* [WHAT TO DO]
Leave every picture out and write out the records below exactly.

(Stored entries)
---
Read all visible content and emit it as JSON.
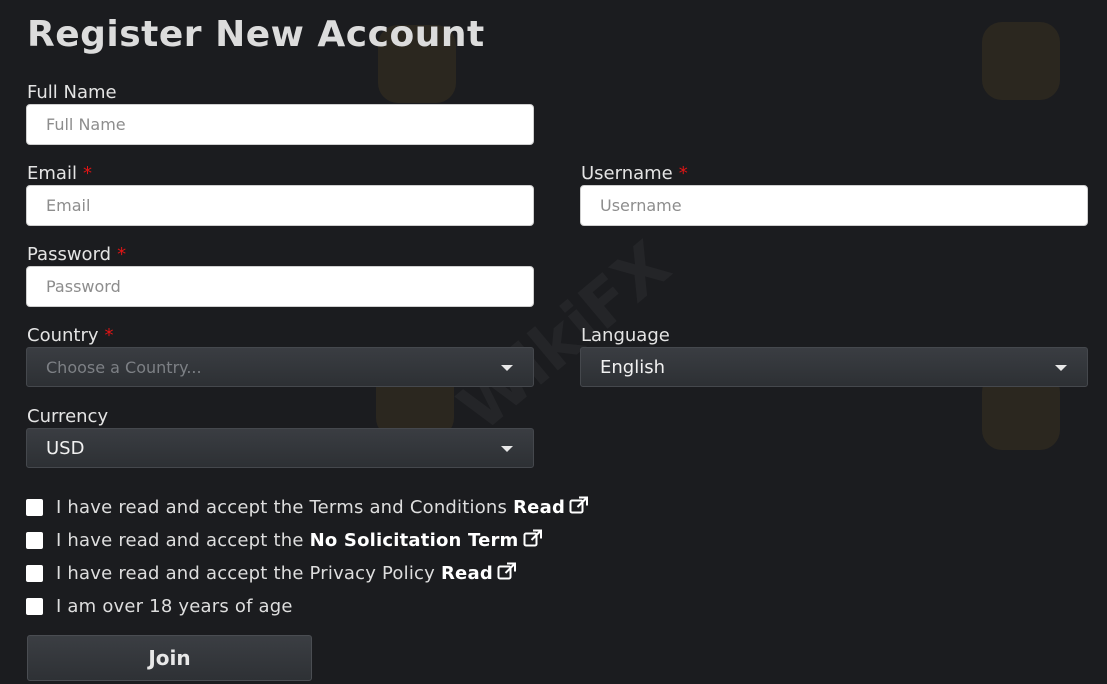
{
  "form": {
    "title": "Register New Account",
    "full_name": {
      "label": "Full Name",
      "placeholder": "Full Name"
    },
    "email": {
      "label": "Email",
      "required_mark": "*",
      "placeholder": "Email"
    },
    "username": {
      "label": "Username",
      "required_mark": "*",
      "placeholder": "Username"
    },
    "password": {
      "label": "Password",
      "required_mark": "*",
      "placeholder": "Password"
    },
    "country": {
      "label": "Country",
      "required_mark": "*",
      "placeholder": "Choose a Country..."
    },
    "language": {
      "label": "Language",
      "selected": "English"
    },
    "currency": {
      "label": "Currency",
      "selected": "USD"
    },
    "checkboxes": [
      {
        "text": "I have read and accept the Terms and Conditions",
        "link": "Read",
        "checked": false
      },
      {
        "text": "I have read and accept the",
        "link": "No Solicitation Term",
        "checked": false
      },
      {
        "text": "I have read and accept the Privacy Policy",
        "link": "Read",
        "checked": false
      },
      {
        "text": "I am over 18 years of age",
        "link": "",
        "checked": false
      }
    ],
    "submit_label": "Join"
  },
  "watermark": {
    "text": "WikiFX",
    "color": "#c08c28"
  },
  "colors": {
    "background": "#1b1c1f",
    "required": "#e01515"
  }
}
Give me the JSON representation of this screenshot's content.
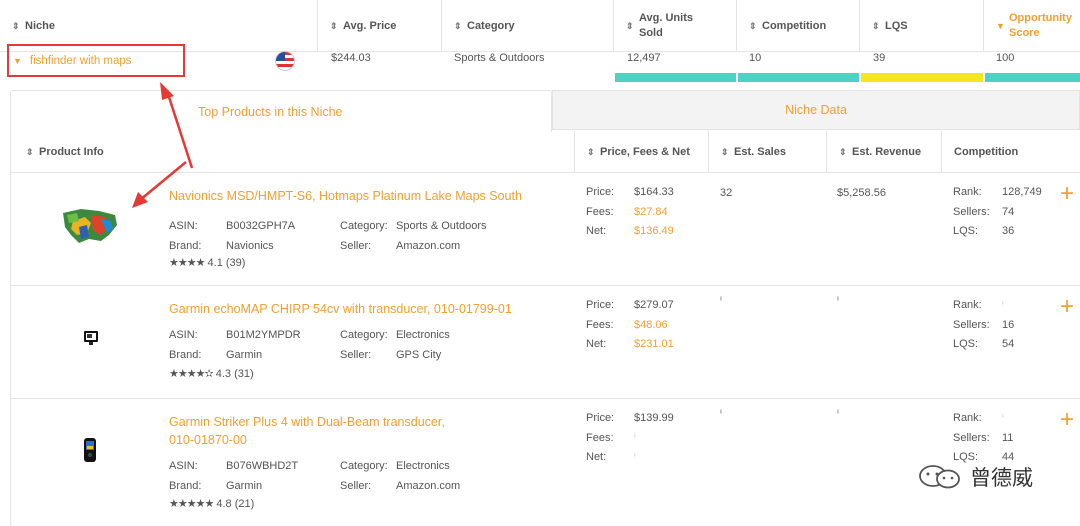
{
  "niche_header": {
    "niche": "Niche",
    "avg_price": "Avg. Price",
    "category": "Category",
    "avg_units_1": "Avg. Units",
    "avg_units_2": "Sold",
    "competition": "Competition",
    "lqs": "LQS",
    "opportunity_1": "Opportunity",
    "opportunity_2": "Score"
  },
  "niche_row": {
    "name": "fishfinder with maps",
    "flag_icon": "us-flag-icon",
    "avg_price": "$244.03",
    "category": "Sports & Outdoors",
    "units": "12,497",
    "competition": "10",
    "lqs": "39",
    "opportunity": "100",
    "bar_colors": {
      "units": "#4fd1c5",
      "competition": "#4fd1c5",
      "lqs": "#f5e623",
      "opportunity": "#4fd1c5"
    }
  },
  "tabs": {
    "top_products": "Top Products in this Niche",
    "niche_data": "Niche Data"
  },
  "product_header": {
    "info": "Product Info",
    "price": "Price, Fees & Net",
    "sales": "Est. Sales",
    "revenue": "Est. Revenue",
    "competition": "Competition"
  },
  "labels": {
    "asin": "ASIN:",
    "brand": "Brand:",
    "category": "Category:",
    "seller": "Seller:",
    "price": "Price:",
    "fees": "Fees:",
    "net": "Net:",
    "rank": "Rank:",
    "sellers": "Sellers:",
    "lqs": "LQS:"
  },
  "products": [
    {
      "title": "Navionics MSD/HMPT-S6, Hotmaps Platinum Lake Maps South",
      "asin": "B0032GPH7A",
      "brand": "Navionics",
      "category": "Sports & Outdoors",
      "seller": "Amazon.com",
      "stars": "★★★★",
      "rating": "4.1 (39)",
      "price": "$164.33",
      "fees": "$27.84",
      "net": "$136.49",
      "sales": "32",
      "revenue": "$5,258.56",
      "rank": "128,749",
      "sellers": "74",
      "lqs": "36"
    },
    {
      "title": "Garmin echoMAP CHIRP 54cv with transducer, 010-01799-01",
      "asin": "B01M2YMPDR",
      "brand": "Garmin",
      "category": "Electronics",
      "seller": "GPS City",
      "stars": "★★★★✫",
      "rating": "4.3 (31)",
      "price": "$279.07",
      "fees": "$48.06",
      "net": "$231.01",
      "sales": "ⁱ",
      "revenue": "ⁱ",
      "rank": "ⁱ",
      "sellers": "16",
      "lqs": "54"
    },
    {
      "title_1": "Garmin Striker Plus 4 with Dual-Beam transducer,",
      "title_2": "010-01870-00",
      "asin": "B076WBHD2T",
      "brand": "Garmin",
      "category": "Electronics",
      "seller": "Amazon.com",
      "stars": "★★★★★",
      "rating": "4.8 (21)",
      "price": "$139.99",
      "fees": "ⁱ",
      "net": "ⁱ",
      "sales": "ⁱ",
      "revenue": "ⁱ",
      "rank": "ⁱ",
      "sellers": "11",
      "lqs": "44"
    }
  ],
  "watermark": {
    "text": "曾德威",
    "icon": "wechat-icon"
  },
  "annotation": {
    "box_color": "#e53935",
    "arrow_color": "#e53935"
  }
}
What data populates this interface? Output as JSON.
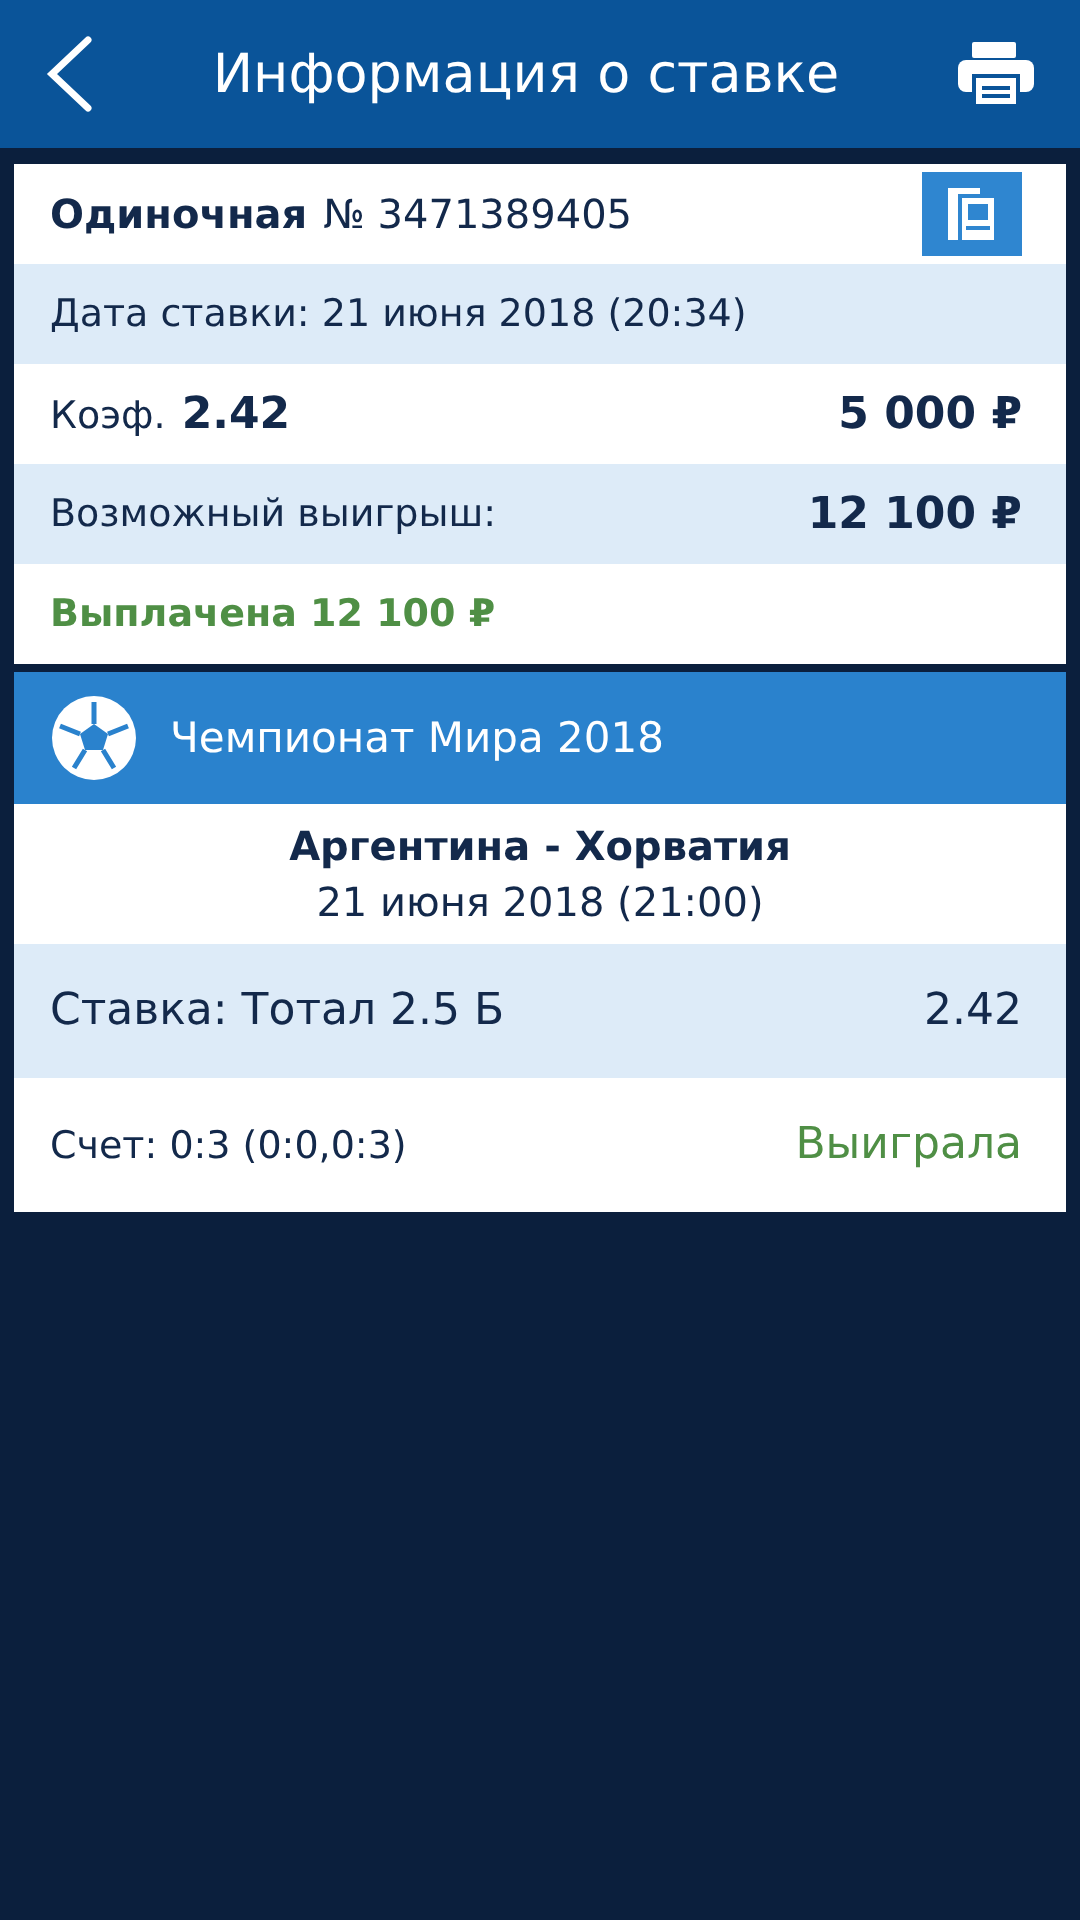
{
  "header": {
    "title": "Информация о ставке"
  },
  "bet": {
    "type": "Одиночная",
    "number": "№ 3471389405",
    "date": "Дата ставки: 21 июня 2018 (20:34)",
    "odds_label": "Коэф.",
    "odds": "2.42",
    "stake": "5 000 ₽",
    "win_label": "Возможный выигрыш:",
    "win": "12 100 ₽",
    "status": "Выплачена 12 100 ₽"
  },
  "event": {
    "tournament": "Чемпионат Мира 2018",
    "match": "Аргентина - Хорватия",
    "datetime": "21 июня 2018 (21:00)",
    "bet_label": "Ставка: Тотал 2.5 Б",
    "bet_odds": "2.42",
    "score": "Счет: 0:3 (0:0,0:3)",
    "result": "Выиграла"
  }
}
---
* [SOLUTION TO THE EXERCISE]
Read all visible content and emit it as JSON.
{
  "form": {
    "title": "Register New Account",
    "full_name": {
      "label": "Full Name",
      "placeholder": "Full Name"
    },
    "email": {
      "label": "Email",
      "required_mark": "*",
      "placeholder": "Email"
    },
    "username": {
      "label": "Username",
      "required_mark": "*",
      "placeholder": "Username"
    },
    "password": {
      "label": "Password",
      "required_mark": "*",
      "placeholder": "Password"
    },
    "country": {
      "label": "Country",
      "required_mark": "*",
      "placeholder": "Choose a Country..."
    },
    "language": {
      "label": "Language",
      "selected": "English"
    },
    "currency": {
      "label": "Currency",
      "selected": "USD"
    },
    "checkboxes": [
      {
        "text": "I have read and accept the Terms and Conditions",
        "link": "Read",
        "checked": false
      },
      {
        "text": "I have read and accept the",
        "link": "No Solicitation Term",
        "checked": false
      },
      {
        "text": "I have read and accept the Privacy Policy",
        "link": "Read",
        "checked": false
      },
      {
        "text": "I am over 18 years of age",
        "link": "",
        "checked": false
      }
    ],
    "submit_label": "Join"
  },
  "watermark": {
    "text": "WikiFX",
    "color": "#c08c28"
  },
  "colors": {
    "background": "#1b1c1f",
    "required": "#e01515"
  }
}
Give me the JSON representation of this screenshot's content.
{
  "niche_header": {
    "niche": "Niche",
    "avg_price": "Avg. Price",
    "category": "Category",
    "avg_units_1": "Avg. Units",
    "avg_units_2": "Sold",
    "competition": "Competition",
    "lqs": "LQS",
    "opportunity_1": "Opportunity",
    "opportunity_2": "Score"
  },
  "niche_row": {
    "name": "fishfinder with maps",
    "flag_icon": "us-flag-icon",
    "avg_price": "$244.03",
    "category": "Sports & Outdoors",
    "units": "12,497",
    "competition": "10",
    "lqs": "39",
    "opportunity": "100",
    "bar_colors": {
      "units": "#4fd1c5",
      "competition": "#4fd1c5",
      "lqs": "#f5e623",
      "opportunity": "#4fd1c5"
    }
  },
  "tabs": {
    "top_products": "Top Products in this Niche",
    "niche_data": "Niche Data"
  },
  "product_header": {
    "info": "Product Info",
    "price": "Price, Fees & Net",
    "sales": "Est. Sales",
    "revenue": "Est. Revenue",
    "competition": "Competition"
  },
  "labels": {
    "asin": "ASIN:",
    "brand": "Brand:",
    "category": "Category:",
    "seller": "Seller:",
    "price": "Price:",
    "fees": "Fees:",
    "net": "Net:",
    "rank": "Rank:",
    "sellers": "Sellers:",
    "lqs": "LQS:"
  },
  "products": [
    {
      "title": "Navionics MSD/HMPT-S6, Hotmaps Platinum Lake Maps South",
      "asin": "B0032GPH7A",
      "brand": "Navionics",
      "category": "Sports & Outdoors",
      "seller": "Amazon.com",
      "stars": "★★★★",
      "rating": "4.1 (39)",
      "price": "$164.33",
      "fees": "$27.84",
      "net": "$136.49",
      "sales": "32",
      "revenue": "$5,258.56",
      "rank": "128,749",
      "sellers": "74",
      "lqs": "36"
    },
    {
      "title": "Garmin echoMAP CHIRP 54cv with transducer, 010-01799-01",
      "asin": "B01M2YMPDR",
      "brand": "Garmin",
      "category": "Electronics",
      "seller": "GPS City",
      "stars": "★★★★✫",
      "rating": "4.3 (31)",
      "price": "$279.07",
      "fees": "$48.06",
      "net": "$231.01",
      "sales": "ⁱ",
      "revenue": "ⁱ",
      "rank": "ⁱ",
      "sellers": "16",
      "lqs": "54"
    },
    {
      "title_1": "Garmin Striker Plus 4 with Dual-Beam transducer,",
      "title_2": "010-01870-00",
      "asin": "B076WBHD2T",
      "brand": "Garmin",
      "category": "Electronics",
      "seller": "Amazon.com",
      "stars": "★★★★★",
      "rating": "4.8 (21)",
      "price": "$139.99",
      "fees": "ⁱ",
      "net": "ⁱ",
      "sales": "ⁱ",
      "revenue": "ⁱ",
      "rank": "ⁱ",
      "sellers": "11",
      "lqs": "44"
    }
  ],
  "watermark": {
    "text": "曾德威",
    "icon": "wechat-icon"
  },
  "annotation": {
    "box_color": "#e53935",
    "arrow_color": "#e53935"
  }
}
What data populates this interface? Output as JSON.
{
  "header": {
    "title": "Информация о ставке"
  },
  "bet": {
    "type": "Одиночная",
    "number": "№ 3471389405",
    "date": "Дата ставки: 21 июня 2018 (20:34)",
    "odds_label": "Коэф.",
    "odds": "2.42",
    "stake": "5 000 ₽",
    "win_label": "Возможный выигрыш:",
    "win": "12 100 ₽",
    "status": "Выплачена 12 100 ₽"
  },
  "event": {
    "tournament": "Чемпионат Мира 2018",
    "match": "Аргентина - Хорватия",
    "datetime": "21 июня 2018 (21:00)",
    "bet_label": "Ставка: Тотал 2.5 Б",
    "bet_odds": "2.42",
    "score": "Счет: 0:3 (0:0,0:3)",
    "result": "Выиграла"
  }
}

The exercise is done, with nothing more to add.